Subjects like theology, history, and literature help young people put words to the interesting things they are seeing, the big emotions they are feeling, and the big thoughts they are thinking. They should be included in every child's life even if it means the mastery of writing and reading comes a little later.
This post is a part of a series I am writing about Charlotte Mason. Read the rest of the series here.
This post was shared with Weekly Wrap Up, Homeschool Blog and Tell, and Homeschool Coffee Break.
Disclaimer: This post contains affiliate links.
I find that my biggest challenge in choosing book to read aloud to my kids is accomodating the wide age range. This winter my kids are 12, 5, and 3 but with upcoming birthdays, they will soon be 12, 6, and 4.
It would make sense, with the gaps in my kid's ages, to read separately to my son and then to the younger two, but they all like starting the day out together with a little bit of family learning before they go their own ways in their independent subjects. The burden falls on me to find books that won't be ridiculously easy for my oldest or too far over the heads of my youngest two.
The selection of books that I came up with center around my oldest son's history unit (Ancient Greece), my daughter's science interests, and poetry selections for all ages.
Disclaimer: Links in this article are affiliate links.
We are currently reading the Book of Daniel for our daily Bible reading. When we are finished with Daniel, we will read the Gospel of Mark. Also, we are reading a chapter a week from The Ology: Ancient Truths Ever New to help us understand the overarching themes of the Bible.
I am planning on spending a big chunk of time studying Greek history and culture this winter. Some of the read alouds I plan to use include:
I will be reading short selections from Dorothy Mill's The Book of the Ancient Greeks at time and at times having my son read from it on his own so that we can get through the book in a reasonable amount of time. It is hard for the younger kids to sit through history readings even though they really want to share in their older brother's lessons, so I just read aloud very short sections to everyone while assigning the rest to my son to read independently.
D'Aulaires' Book of Greek Myths is a hit with both of my kids. My daughter asked me if it was "poetry or a story" and my oldest son asked to bring it to his room to look at it during his break.
After we finish D'Aulaires' Book of Greek Myths, I plan on reading Archimedes and the Door of Science, I will also be requesting picture book copies of Aesop's Fables from the library to appeal to my youngest boy.

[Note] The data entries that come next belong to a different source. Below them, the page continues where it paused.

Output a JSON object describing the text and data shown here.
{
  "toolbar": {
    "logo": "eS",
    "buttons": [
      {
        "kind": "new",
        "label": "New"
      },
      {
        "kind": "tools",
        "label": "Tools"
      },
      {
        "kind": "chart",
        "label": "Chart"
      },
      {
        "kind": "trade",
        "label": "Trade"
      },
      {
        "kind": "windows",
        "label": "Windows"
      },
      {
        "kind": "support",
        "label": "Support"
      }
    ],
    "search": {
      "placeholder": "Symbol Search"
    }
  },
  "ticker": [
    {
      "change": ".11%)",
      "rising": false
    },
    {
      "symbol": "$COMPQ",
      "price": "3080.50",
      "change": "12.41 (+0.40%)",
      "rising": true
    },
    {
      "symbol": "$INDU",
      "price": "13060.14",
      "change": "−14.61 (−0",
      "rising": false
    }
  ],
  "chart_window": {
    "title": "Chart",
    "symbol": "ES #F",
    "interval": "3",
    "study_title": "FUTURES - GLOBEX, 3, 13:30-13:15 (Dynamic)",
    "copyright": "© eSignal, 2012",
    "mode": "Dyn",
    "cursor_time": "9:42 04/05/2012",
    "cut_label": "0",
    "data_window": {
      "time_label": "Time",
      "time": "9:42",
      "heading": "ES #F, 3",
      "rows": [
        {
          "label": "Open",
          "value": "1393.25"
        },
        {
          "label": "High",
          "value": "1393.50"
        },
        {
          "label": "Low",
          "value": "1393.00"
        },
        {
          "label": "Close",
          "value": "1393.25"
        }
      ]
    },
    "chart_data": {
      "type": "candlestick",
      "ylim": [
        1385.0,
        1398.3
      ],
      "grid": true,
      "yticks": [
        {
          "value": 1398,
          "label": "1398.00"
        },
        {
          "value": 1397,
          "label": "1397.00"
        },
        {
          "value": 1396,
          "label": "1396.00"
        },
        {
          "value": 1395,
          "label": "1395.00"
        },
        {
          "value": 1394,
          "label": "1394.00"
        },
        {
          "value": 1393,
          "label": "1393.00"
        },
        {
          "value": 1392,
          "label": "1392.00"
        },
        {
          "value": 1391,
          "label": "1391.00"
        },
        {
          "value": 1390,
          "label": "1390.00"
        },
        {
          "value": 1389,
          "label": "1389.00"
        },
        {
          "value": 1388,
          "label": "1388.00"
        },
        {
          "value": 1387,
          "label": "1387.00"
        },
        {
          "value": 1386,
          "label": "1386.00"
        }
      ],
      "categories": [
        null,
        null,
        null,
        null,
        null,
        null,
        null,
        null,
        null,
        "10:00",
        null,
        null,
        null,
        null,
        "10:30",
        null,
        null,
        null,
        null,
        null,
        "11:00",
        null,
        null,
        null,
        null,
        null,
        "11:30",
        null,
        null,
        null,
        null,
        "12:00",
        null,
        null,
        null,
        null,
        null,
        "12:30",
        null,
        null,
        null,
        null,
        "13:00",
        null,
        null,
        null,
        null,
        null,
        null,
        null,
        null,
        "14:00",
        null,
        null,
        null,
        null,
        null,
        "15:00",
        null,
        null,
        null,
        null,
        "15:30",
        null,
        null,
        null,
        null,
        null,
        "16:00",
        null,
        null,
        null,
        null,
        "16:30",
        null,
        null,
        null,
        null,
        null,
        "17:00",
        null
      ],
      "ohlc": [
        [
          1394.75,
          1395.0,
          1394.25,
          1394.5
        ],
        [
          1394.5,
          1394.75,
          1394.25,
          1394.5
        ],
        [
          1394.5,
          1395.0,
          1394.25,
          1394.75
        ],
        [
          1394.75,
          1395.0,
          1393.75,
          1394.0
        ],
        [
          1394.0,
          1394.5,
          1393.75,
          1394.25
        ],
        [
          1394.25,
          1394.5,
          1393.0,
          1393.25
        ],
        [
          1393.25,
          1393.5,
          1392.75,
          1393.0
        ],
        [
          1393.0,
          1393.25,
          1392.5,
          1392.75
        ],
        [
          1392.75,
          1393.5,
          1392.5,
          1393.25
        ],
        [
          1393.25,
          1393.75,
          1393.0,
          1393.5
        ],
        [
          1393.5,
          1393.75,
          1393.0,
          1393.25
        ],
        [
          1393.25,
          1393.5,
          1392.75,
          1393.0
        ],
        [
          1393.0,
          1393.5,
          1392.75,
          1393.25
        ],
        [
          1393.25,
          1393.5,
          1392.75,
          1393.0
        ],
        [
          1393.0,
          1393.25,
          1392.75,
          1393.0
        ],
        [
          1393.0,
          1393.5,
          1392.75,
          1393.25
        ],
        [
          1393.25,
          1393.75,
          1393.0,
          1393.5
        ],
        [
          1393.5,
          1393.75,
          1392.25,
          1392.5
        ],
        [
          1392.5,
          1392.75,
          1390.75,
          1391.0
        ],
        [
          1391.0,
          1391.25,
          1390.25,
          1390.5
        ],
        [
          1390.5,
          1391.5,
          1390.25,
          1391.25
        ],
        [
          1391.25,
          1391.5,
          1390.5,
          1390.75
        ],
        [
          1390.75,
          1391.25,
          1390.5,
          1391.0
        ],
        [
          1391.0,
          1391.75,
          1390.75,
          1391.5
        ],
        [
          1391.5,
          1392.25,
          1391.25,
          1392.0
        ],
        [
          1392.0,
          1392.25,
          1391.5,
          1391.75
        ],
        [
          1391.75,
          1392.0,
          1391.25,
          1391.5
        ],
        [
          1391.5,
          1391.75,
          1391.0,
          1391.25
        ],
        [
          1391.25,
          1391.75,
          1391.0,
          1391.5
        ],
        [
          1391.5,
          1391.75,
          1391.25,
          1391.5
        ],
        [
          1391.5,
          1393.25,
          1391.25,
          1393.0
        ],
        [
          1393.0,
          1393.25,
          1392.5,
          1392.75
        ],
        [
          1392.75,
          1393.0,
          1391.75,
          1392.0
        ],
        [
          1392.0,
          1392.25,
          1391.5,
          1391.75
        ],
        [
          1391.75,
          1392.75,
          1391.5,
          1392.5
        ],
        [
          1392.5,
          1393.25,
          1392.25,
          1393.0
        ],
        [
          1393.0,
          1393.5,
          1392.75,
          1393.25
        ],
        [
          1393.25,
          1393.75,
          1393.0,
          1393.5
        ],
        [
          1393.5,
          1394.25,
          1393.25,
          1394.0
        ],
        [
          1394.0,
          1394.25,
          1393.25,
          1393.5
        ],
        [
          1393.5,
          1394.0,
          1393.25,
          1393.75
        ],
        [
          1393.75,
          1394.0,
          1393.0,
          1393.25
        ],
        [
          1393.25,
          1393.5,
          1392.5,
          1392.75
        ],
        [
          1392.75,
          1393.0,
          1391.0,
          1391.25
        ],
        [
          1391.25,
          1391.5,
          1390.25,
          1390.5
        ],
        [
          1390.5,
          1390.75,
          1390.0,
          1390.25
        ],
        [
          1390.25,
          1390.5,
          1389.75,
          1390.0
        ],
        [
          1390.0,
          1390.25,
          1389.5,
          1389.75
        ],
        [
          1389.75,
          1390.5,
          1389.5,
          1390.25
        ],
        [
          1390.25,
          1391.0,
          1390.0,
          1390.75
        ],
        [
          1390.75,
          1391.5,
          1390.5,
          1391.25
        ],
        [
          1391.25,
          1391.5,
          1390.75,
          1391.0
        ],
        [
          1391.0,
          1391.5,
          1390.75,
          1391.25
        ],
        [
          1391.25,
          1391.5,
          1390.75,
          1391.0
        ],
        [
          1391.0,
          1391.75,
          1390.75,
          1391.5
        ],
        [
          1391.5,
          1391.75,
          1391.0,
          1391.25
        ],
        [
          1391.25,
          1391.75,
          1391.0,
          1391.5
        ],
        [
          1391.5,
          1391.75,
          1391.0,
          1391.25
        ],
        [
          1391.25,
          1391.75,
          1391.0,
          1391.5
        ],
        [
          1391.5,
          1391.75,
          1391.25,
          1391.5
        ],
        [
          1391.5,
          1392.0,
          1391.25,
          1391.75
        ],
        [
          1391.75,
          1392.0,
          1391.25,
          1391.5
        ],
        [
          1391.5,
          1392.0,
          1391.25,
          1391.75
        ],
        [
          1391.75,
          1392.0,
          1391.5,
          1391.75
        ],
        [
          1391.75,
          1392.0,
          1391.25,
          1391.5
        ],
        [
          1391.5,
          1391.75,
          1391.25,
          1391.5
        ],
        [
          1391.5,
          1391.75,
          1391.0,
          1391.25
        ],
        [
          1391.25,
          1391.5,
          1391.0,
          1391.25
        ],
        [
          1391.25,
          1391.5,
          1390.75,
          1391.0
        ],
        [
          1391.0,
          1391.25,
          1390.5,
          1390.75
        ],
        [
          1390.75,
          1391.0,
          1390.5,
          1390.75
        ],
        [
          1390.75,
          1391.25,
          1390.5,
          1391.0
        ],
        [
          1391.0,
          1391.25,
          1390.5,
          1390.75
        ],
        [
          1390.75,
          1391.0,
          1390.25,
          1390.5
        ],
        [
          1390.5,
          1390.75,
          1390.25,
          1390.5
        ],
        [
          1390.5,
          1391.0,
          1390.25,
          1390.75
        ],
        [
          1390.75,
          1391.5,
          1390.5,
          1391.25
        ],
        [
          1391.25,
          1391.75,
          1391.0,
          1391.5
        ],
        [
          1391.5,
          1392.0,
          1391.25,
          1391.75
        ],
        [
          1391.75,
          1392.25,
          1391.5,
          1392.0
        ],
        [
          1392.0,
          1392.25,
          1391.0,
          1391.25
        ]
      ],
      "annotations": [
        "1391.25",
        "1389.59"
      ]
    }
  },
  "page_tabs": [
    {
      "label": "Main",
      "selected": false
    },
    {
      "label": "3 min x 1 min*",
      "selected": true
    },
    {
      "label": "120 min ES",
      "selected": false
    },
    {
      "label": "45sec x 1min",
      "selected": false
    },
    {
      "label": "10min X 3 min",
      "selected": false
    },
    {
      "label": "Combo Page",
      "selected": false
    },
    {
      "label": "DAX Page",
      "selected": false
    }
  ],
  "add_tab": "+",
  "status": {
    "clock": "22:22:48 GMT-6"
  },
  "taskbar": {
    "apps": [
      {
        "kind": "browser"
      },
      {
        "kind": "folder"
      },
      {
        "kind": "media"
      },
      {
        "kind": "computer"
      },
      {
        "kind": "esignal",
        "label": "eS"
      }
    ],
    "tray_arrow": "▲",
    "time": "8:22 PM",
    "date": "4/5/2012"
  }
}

Most of our science selections are picture books that come from the library. Learning about the natural world appeals to all of my kids, so this winter I am looking for books about animals that live in snowy climates, changing weather, and the solar system.
When my little ones start to lose interest, I read a nursery rhyme or a poem. Our nursery rhyme book is the Tall Book of Mother Goose and the poetry book I am using is the Random House Book of Poetry.
Those are just our school read alouds. Of course, it would be unreasonable to read every book every day, so each morning, I pick a few books and read a few pages from each. I really only spend about 20 minutes a day reading aloud at the beginning of our day. It's amazing how much ground we cover in such a small amount of time.